Updated: Apr 27, 2020
At The Drunken Jockeys, we love exploring our own backyard for local distilleries and breweries that are creating amazing spirits and beers.
I (Big Will) grew up in Kingston-Upon-Thames, so when I heard that there was a Kingston distillery producing small batch gin I was over the moon and so excited to try it! Ladies and gentlemen, I present Becketts Gin - more specifically their Type 1097 bottling. Here's a review and a cocktail we've refined as the perfect accompaniment.
Before we get started on the gin itself, I have to say that the bottle is stunning. It feels like you're holding a smooth glass brick strong enough to build a house. I love the feel of a weighty bottle in my hand but that's not to say it isn't elegant. The beautifully illustrated labels soften the rigid contours of the bottle and in my opinion give it the best of both worlds. Particularly I love that they've left two sides clear, and the small batch label sticker is a nice touch.
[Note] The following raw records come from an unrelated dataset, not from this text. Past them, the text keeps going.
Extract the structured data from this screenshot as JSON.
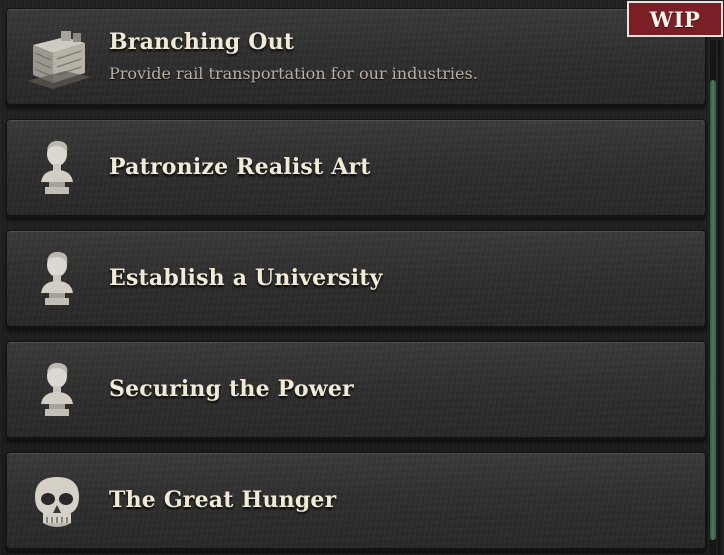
{
  "badge": {
    "label": "WIP"
  },
  "decisions": [
    {
      "title": "Branching Out",
      "description": "Provide rail transportation for our industries.",
      "icon": "rail-crate-icon"
    },
    {
      "title": "Patronize Realist Art",
      "description": "",
      "icon": "marble-bust-icon"
    },
    {
      "title": "Establish a University",
      "description": "",
      "icon": "marble-bust-icon"
    },
    {
      "title": "Securing the Power",
      "description": "",
      "icon": "marble-bust-icon"
    },
    {
      "title": "The Great Hunger",
      "description": "",
      "icon": "skull-icon"
    }
  ],
  "colors": {
    "badge_background": "#7b1f27",
    "title_text": "#f1ead6",
    "description_text": "#b8b2a4",
    "scroll_thumb": "#4b7a5d"
  }
}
When I first tried this gin I was immediately impressed by its smoothness and light refreshing notes. This creates the perfect canvas for the signature flavour of mint to really take the centre stage, which remains a subtle aftertaste and is well balanced alongside sweet citrus, local juniper and aromatic coriander.
This is certainly a very smooth and sophisticated spirit that doesn't blow your head off with botanicals. I really like this as I haven't tried another gin with the same minty profile. It's refreshing and you'd easily put a few away sitting with friends in the sunshine. It goes perfectly with any premium tonic - we think it's particularly suited to Fevertree Mediterranean or their classic Indian tonics.
If you fancy yourself a bottle head over to their online shop and order one in. Plus you can have a go making the cocktail below. It's a little complex but it's absolutely worth it!
This gin got me really excited for the cocktail pairing as there are so many flavours that pair amazingly with mint. After trying one, two or maybe three different variations I settled on combining the flavours of a mojito and a Moscow mule using this gin as the delicious glue that binds it all together.
As this gin is from Kingston, I wanted that to be reflected in the name somehow. Interestingly enough Kington is home to one of the oldest bridges in the country, the Clattern bridge. The bridge you see today was built around 1175 (850 years old!) but it replaced a much older Saxon bridge called Clatrung. Legend says the name comes from the sound of horses hooves as they came clattering over the bridge.
Combine this local history with some core flavours of a Moscow Mule and we've got a Clattern Mule!
It's a light and refreshing drink, as the ginger beer and homemade ginger syrup add warmth without completely stealing the show. Extra mint leaves enhance the characteristic notes already in the gin.
- 50ml Becketts Type 1097
- 8-10 mint leaves. No need to tear off the leaves, you can leave the mint spring intact.
- 20ml ginger syrup** (see note for instructions)
- 25ml fresh lime juice
- 30ml Homemade ginger beer** (see note for instructions)
1) Add the mint sprig, sugar syrup and lime juice to a mixing glass and softly muddle (you want to press the mint instead of pulverising it!)
2) Add Becketts gin and the homemade ginger beer.
3) Add hard ice and soft shake (not too hard!)
4) Double strain into a glass filled with crushed ice.
5) Garnish with ginger slice and fresh sprig of mint.
** Homemade Ginger Beer (1 litre)
Grate 140g of fresh ginger and add to bowl with 4 tablespoons of muscovado sugar and 2 lemon rinds (peel 2 unwaxed lemons). Quickly mash and squeeze in juice from 3 lemons and top with soda. Leave for 10 minutes and taste, add more sugar if not sweet enough and strain into a jug.
** Homemade Ginger syrup (roughly 220ml)
Add 160ml of water and 200g of granulated sugar to a pan, heat and stir regularly until the sugar dissolves. Add 50g of grated ginger and bring to light boil and leave to simmer for 15 minutes. Remove from heat, cover and allow to cool down. Once cool enough, strain into a sealed bottle and place in fridge.
Photo's by Will Burchill Photography